Don't allocate your QPalette on the heap, there's no need for that. In fact if you want to play with QPalette you should do something like:
QPalette colors = myWidget.palette();
// modify colors
The problem is that I have a class that needs to store internally a QPalette. If I don't do that I should make public some internal widgets or I should create get/set methods.
Anyway, that's not why I posted. I'm actually interested in the ownership behavior of Qt. C++'s behavior is to copy arguments; that is, anything passed in argument is copied before a function/method is called, including pointers and references. In the case of pointers and references though there is no way to predict whether a call will bind the pointed object to the calling function/method, or not. So I often find myself wondering what will happen after a call...
I would also like an answer to this.
When you pass by value, a new copy is created and passed to the function (this applies to all C++, not just Qt). So, the function cannot possibly take ownership of original.
It doesn't make sense to take ownership of a reference, since the original is often stack-allocated. (You must not manually destroy a stack-allocated object)
Qt methods usually take ownership of QObjects passed into them (and this is always passed by pointer), unless the documentation states otherwise.
See also: "Identity vs. Value":http://doc.qt.io/qt-5/object.html#qt-objects-identity-vs-value. In Qt, value objects are always passed by value; identity objects are always passed by pointer and the function usually takes ownership of them unless the documentation states otherwise.
[quote author="T3STY" date="1424990719"]The problem is that I have a class that needs to store internally a QPalette.[/quote]Then store a QPalette, not a QPalette*.
That was an awesome explanation, thanks!
So, I never want to pass a pointer to stack-allocated object? That does make sense, since the stack object only exists during execution of the current function, and will be deleted when it returns. But, this is an error that I could commit, and Qt does not detect it, right?
It's C++ that does not detect the "error". Actually, to C++ it only looks like you passed a pointer to some object in memory - whether it's heap or stack it doesn't matter. Passing pointers or references to stack allocated objects is allowed, even if not desirable in most cases. Please also note that with stack allocated objects you usually pass references (&) instead of pointers (*).
However, you deciding to pass a pointer to a stack allocated object is your decision only.
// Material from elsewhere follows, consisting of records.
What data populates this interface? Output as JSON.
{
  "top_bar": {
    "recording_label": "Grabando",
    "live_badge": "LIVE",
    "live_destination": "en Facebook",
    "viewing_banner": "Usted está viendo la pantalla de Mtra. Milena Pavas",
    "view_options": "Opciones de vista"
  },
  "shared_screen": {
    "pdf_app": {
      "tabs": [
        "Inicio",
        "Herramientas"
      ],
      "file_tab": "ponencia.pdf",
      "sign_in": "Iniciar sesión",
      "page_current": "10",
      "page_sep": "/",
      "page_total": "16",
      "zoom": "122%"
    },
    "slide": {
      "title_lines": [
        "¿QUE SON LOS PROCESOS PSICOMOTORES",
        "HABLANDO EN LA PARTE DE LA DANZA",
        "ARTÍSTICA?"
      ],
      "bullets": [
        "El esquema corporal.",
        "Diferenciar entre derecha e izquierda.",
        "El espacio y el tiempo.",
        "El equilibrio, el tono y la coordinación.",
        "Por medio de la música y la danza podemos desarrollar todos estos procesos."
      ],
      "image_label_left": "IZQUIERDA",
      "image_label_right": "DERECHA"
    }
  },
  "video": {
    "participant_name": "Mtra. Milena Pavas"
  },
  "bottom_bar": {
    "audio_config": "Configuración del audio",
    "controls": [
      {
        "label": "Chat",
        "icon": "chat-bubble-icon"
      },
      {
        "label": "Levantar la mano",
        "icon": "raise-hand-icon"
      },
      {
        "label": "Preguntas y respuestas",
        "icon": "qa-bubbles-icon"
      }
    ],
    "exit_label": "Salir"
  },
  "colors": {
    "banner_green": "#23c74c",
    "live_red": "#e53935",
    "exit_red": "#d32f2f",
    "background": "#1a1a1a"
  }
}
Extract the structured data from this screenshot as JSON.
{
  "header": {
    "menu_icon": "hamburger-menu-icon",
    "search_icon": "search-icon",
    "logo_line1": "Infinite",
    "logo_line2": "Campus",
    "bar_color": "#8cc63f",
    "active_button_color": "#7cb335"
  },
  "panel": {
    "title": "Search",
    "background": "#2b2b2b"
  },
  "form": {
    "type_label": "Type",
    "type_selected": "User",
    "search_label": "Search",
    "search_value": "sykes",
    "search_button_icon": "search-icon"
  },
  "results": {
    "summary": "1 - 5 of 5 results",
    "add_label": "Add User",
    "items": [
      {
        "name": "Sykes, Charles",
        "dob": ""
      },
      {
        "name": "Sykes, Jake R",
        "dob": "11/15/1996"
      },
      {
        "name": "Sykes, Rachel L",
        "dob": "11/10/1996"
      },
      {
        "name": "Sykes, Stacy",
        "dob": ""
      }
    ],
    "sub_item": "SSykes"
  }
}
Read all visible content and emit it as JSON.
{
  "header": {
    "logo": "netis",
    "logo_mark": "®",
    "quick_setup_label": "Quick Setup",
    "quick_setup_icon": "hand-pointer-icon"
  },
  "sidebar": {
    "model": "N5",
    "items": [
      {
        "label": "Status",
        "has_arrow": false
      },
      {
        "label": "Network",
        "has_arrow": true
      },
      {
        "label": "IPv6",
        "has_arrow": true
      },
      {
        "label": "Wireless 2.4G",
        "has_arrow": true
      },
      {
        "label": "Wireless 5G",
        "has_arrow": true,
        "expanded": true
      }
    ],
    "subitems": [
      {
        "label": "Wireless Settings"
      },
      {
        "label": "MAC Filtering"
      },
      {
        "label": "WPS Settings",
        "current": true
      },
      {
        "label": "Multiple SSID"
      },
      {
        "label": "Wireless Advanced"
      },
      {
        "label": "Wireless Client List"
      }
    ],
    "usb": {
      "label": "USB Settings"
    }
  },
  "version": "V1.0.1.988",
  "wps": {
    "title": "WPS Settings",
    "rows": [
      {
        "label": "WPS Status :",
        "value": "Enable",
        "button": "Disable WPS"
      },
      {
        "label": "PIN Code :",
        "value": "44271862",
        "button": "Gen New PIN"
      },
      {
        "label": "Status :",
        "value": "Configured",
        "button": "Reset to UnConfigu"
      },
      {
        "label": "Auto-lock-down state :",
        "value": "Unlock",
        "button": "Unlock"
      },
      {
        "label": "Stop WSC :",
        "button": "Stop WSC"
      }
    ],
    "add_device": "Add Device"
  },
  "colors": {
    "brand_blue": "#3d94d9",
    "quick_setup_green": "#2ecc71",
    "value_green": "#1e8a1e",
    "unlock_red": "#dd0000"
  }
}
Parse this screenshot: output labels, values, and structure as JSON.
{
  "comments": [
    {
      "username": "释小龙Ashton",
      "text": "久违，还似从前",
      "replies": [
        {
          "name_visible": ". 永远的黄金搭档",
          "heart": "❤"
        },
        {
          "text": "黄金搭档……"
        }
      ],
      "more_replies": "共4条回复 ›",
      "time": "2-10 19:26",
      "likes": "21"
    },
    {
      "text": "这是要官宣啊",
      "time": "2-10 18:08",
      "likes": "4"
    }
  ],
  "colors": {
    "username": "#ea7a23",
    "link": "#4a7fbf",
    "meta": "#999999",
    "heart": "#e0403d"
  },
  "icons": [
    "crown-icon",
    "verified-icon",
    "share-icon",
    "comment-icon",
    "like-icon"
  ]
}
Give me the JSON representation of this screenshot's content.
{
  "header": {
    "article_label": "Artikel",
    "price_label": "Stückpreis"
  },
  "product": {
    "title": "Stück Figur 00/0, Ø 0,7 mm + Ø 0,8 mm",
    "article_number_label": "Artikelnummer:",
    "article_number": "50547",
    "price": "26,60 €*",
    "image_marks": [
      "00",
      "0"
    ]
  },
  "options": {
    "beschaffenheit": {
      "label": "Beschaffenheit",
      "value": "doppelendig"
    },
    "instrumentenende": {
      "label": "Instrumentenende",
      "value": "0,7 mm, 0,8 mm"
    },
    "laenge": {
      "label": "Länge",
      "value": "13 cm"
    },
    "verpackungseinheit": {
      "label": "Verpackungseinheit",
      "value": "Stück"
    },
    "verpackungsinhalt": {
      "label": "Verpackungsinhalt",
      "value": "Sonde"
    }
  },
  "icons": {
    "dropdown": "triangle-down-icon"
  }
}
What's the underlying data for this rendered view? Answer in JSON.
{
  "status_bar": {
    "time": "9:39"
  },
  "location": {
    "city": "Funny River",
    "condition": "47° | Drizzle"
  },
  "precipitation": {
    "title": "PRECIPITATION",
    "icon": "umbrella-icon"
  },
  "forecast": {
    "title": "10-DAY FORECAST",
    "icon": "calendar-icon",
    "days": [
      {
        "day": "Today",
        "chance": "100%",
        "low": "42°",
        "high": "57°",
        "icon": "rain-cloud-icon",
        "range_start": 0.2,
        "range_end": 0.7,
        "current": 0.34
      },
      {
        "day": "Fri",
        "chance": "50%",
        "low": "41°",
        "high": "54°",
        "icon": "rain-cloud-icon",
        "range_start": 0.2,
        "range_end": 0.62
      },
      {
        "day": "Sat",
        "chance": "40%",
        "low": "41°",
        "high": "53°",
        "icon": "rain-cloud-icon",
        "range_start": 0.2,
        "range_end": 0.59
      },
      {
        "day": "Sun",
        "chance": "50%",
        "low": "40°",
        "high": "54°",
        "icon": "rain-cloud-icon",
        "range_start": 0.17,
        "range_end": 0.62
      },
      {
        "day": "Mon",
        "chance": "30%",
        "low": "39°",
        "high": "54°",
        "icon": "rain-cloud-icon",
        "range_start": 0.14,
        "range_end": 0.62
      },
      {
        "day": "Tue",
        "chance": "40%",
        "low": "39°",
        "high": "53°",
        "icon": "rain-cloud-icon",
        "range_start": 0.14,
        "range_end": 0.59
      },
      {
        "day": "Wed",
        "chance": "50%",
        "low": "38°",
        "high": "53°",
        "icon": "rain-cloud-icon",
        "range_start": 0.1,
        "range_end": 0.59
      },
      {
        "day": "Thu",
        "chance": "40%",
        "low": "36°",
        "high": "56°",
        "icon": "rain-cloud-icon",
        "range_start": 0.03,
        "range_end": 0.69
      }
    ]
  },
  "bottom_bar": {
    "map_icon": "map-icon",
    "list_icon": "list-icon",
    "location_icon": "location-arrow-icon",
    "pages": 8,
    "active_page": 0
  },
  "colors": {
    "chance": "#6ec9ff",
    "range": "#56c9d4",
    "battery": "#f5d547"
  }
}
When accessing an object removed from stack it can cause all sorts of problems (your program could crash with no apparent reason and unexplainable error messages). But it is up to you to turn it into an error or a flawless execution.
bottom line of the story: if an object is stack allocated, try not to use any pointers to it.
Thanks, I'll consider myself answered and not try to probe further if Qt catches a stack pointer or not.